  • Number of reasons to continue living I could actually think of : not many
  • Number of girls who liked-me-but-just-not-that-way: seemingly all of them

What I learned: Every food chain has a bottom.
What I (also) learned: There are options. The French Foreign Legion was (and is) still hiring.

I did eventually start dating, after having remade myself over completely. By that, I mean I changed: (1) the way I looked (I tried to look like everyone else); (2) acted – I became far less nice; and (3) spoke – I talked a lot less, and became kind of a 17-year-old version of world-weary.

What I learned: There’s nothing wrong with looking for new ways to connect with people.
What I (also) learned: Pretending to be someone I wasn’t seemed to make me wildly popular with girls, more-or-less overnight.
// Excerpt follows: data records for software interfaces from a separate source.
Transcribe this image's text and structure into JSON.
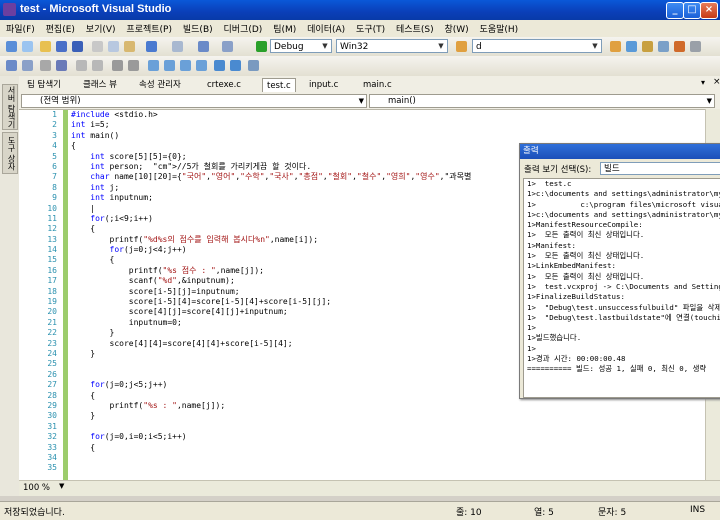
{
  "window": {
    "title": "test - Microsoft Visual Studio"
  },
  "menu": [
    "파일(F)",
    "편집(E)",
    "보기(V)",
    "프로젝트(P)",
    "빌드(B)",
    "디버그(D)",
    "팀(M)",
    "데이터(A)",
    "도구(T)",
    "테스트(S)",
    "창(W)",
    "도움말(H)"
  ],
  "toolbar": {
    "config": "Debug",
    "platform": "Win32",
    "find": "d"
  },
  "sidebar": {
    "tab1": "서버 탐색기",
    "tab2": "도구 상자"
  },
  "tabs": [
    {
      "label": "팀 탐색기"
    },
    {
      "label": "클래스 뷰"
    },
    {
      "label": "속성 관리자"
    },
    {
      "label": "crtexe.c"
    },
    {
      "label": "test.c",
      "active": true
    },
    {
      "label": "input.c"
    },
    {
      "label": "main.c"
    }
  ],
  "nav": {
    "scope": "(전역 범위)",
    "member": "main()"
  },
  "editor": {
    "line_numbers": [
      "1",
      "2",
      "3",
      "4",
      "5",
      "6",
      "7",
      "8",
      "9",
      "10",
      "11",
      "12",
      "13",
      "14",
      "15",
      "16",
      "17",
      "18",
      "19",
      "20",
      "21",
      "22",
      "23",
      "24",
      "25",
      "26",
      "27",
      "28",
      "29",
      "30",
      "31",
      "32",
      "33",
      "34",
      "35"
    ],
    "lines": [
      "#include <stdio.h>",
      "int i=5;",
      "int main()",
      "{",
      "    int score[5][5]={0};",
      "    int person;  //5가 철회를 가리키게끔 할 것이다.",
      "    char name[10][20]={\"국어\",\"영어\",\"수학\",\"국사\",\"총점\",\"철회\",\"철수\",\"영희\",\"영수\",\"과목별",
      "    int j;",
      "    int inputnum;",
      "    |",
      "    for(;i<9;i++)",
      "    {",
      "        printf(\"%d%s의 점수를 입력해 봅시다%n\",name[i]);",
      "        for(j=0;j<4;j++)",
      "        {",
      "            printf(\"%s 점수 : \",name[j]);",
      "            scanf(\"%d\",&inputnum);",
      "            score[i-5][j]=inputnum;",
      "            score[i-5][4]=score[i-5][4]+score[i-5][j];",
      "            score[4][j]=score[4][j]+inputnum;",
      "            inputnum=0;",
      "        }",
      "        score[4][4]=score[4][4]+score[i-5][4];",
      "    }",
      "",
      "",
      "    for(j=0;j<5;j++)",
      "    {",
      "        printf(\"%s : \",name[j]);",
      "    }",
      "",
      "    for(j=0,i=0;i<5;i++)",
      "    {",
      "",
      ""
    ]
  },
  "zoom": "100 %",
  "output": {
    "title": "출력",
    "source_label": "출력 보기 선택(S):",
    "source_value": "빌드",
    "lines": [
      "1>  test.c",
      "1>c:\\documents and settings\\administrator\\my",
      "1>          c:\\program files\\microsoft visual",
      "1>c:\\documents and settings\\administrator\\my",
      "1>ManifestResourceCompile:",
      "1>  모든 출력이 최신 상태입니다.",
      "1>Manifest:",
      "1>  모든 출력이 최신 상태입니다.",
      "1>LinkEmbedManifest:",
      "1>  모든 출력이 최신 상태입니다.",
      "1>  test.vcxproj -> C:\\Documents and Settings",
      "1>FinalizeBuildStatus:",
      "1>  \"Debug\\test.unsuccessfulbuild\" 파일을 삭제",
      "1>  \"Debug\\test.lastbuildstate\"에 연결(touchi",
      "1>",
      "1>빌드했습니다.",
      "1>",
      "1>경과 시간: 00:00:00.48",
      "========== 빌드: 성공 1, 실패 0, 최신 0, 생략"
    ]
  },
  "status": {
    "message": "저장되었습니다.",
    "line": "줄: 10",
    "col": "열: 5",
    "ch": "문자: 5",
    "mode": "INS"
  }
}
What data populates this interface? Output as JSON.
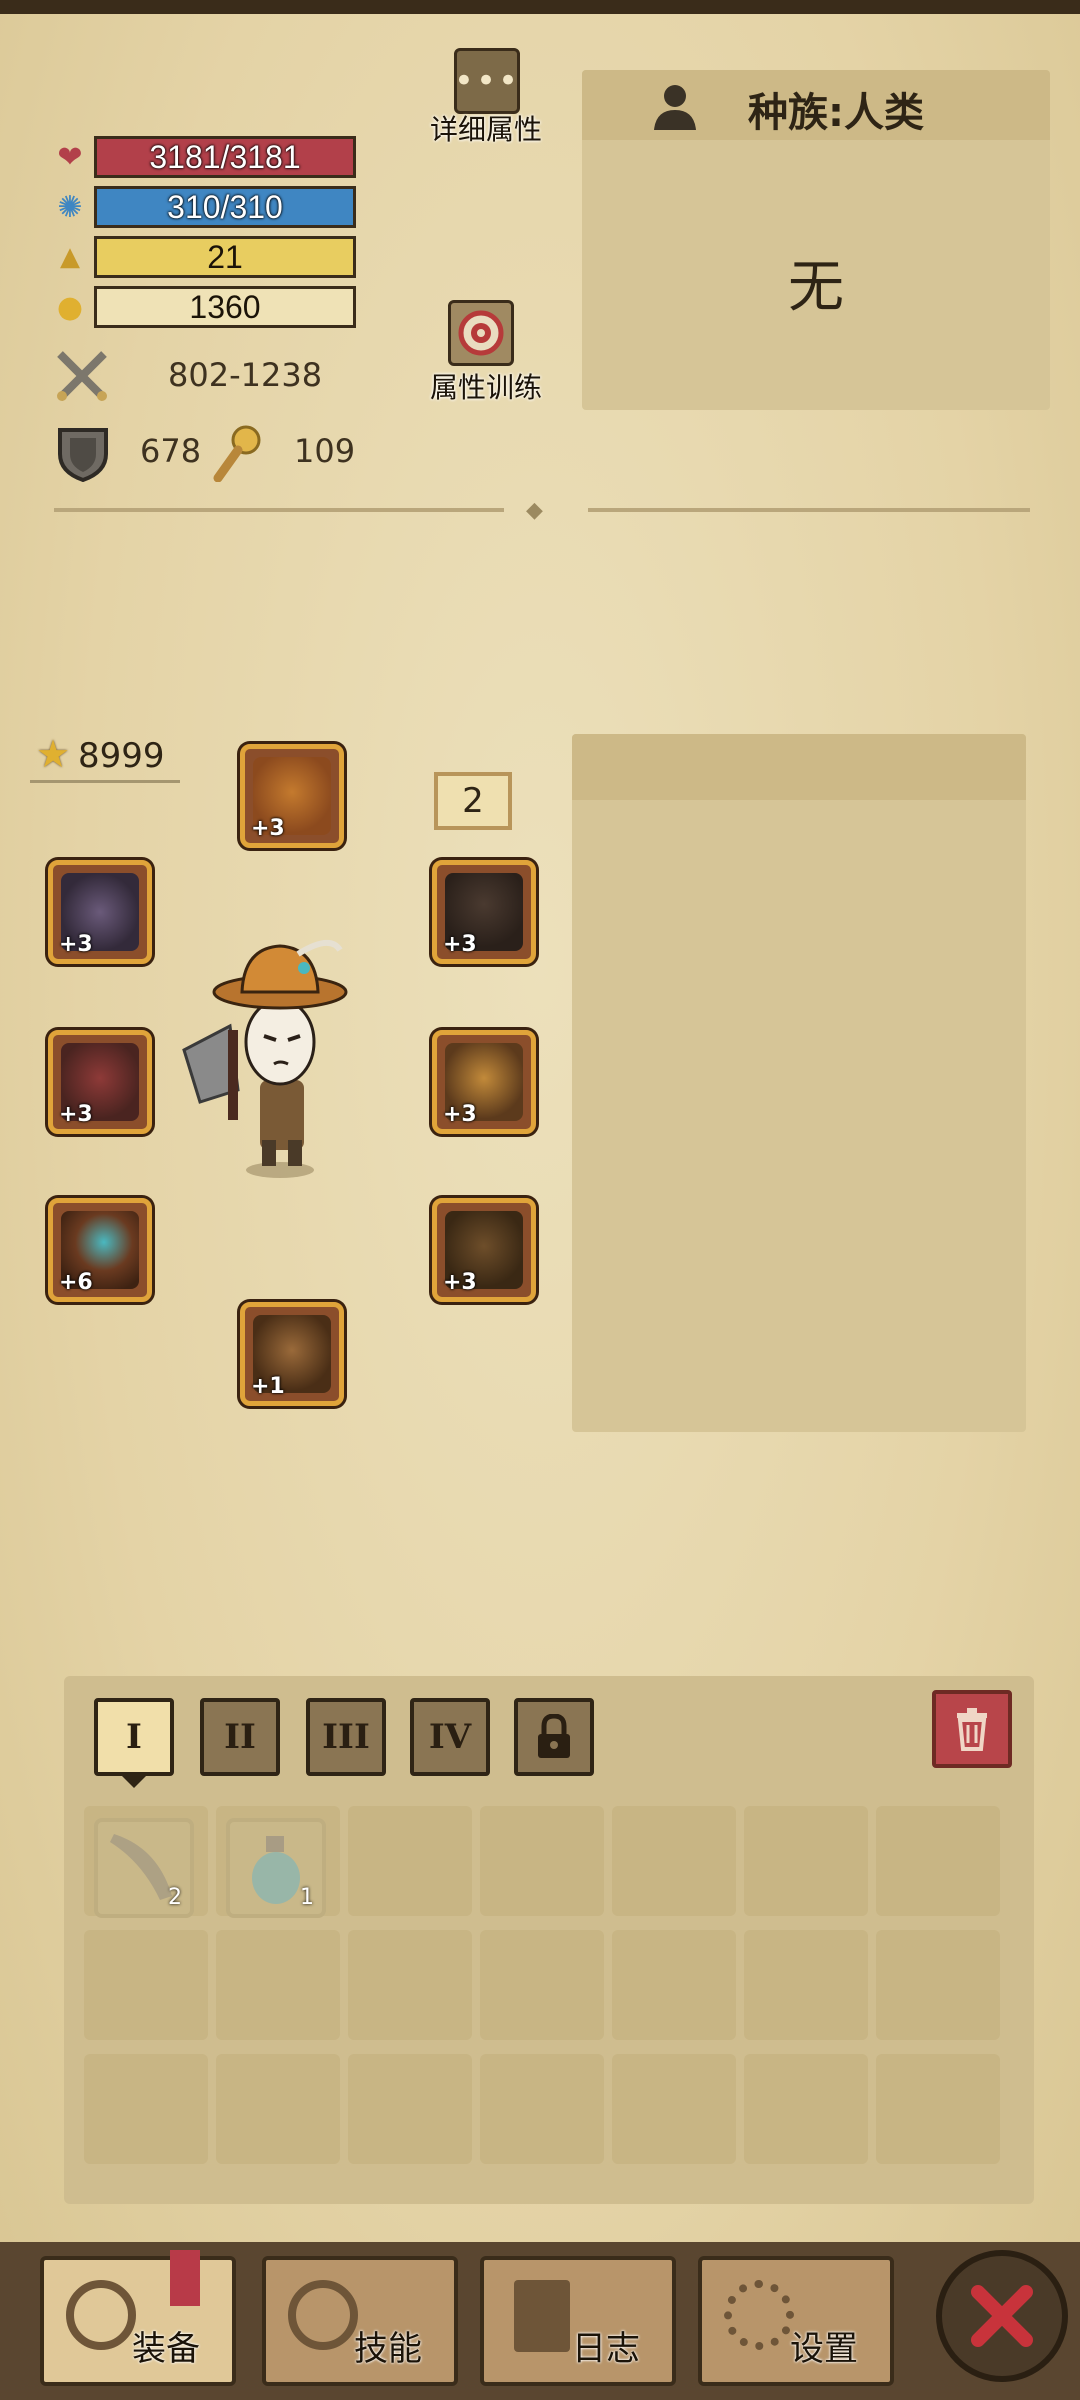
{
  "stats": {
    "hp": "3181/3181",
    "mp": "310/310",
    "level": "21",
    "gold": "1360",
    "attack": "802-1238",
    "defense": "678",
    "magic": "109"
  },
  "buttons": {
    "detail_label": "详细属性",
    "train_label": "属性训练"
  },
  "race": {
    "label": "种族:人类",
    "value": "无"
  },
  "equipment": {
    "star_rating": "8999",
    "badge": "2",
    "slots": [
      {
        "name": "hat",
        "level": "+3"
      },
      {
        "name": "shield",
        "level": "+3"
      },
      {
        "name": "necklace",
        "level": "+3"
      },
      {
        "name": "weapon",
        "level": "+3"
      },
      {
        "name": "armor",
        "level": "+3"
      },
      {
        "name": "ring",
        "level": "+6"
      },
      {
        "name": "pants",
        "level": "+3"
      },
      {
        "name": "boots",
        "level": "+1"
      }
    ]
  },
  "inventory": {
    "tabs": [
      "I",
      "II",
      "III",
      "IV"
    ],
    "items": [
      {
        "name": "blade",
        "count": "2"
      },
      {
        "name": "potion",
        "count": "1"
      }
    ]
  },
  "nav": {
    "equip": "装备",
    "skills": "技能",
    "log": "日志",
    "settings": "设置"
  },
  "colors": {
    "hp": "#b2404a",
    "mp": "#3f86c2",
    "level": "#e8cd60",
    "slot_border": "#e0a43a",
    "close": "#c8333b"
  }
}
I eventually stopped being phony – I think. However, there is a reason so many guys become posers in the dating world, namely: it seems to work.

However, like good things, all bad things, too, must come to an end. I dated someone long enough that they actually got to know what I was really like, and she actually seemed to like that guy better than the one I was pretending to be.

What I learned: Lies are like manners – when you’re tired or your guard is down, you tend to forget all about them.
What I (also) learned: It’s better to be liked for who you are. If you haven’t found someone who appreciates you, it means just that: you haven’t found them yet. It doesn’t mean you never will.

By the way, I saw Vicki maybe twenty years after we graduated. She was still very beautiful, and very funny. We got to reminiscing about old times, and I couldn’t help but finally admit to her that I had a crush on her for years.

She said, “Wow…. I never really liked you that way… but that’s sweet.”

Some of us never lose our knack for being just-not-that-wayed. It’s kind of a gift.

And I would have never made it in the French Foreign Legion, anyway.

Things I Only Think About Saying

Son: For my birthday, I wouldn’t mind having one of those Ancestry.com kits.
Me: Given the relationship your mom and I had, there’s a fair chance you and I aren’t even related.



Cashier: I like your yellow car. Can I have it?
Me: I normally require a divorce decree first.



Co-worker: Any plans for this weekend?
Me: Yes, I’m taking a course in self-absorption. It’s self-taught.



Boss: What do you want to be doing in five years?
Me: Answering a different question.



Interviewee: What do you do most often in a workday?
Me: Despair



Friend: Do you still do that poetry blogging thing, or whatever it is?
Me: “Whatever it is” is actually a pretty good description.



Online friend: How is your workday day going?
Me: Like a porcupine working in a balloon factory.



Co-worker: What do you think my résumé needs to ensure I get that job?
Me: Cash. And maybe extra cash.



Reader: Where do your ideas come from?
Me: Thule, Greenland.

Mount Pleasant

Tethered to a liquid mooring,
Bodies moving, night brings
Men striding head up beside
Gold hoops and little black dresses.
All the children are back home
With YouTube Blippi and LEGO blocks,
So the good wine flows by the
Succulent harbor, torches come
To life along April avenues and
Blue and white banners flutter in
A wind too strong for tall heels on
Wooden docks.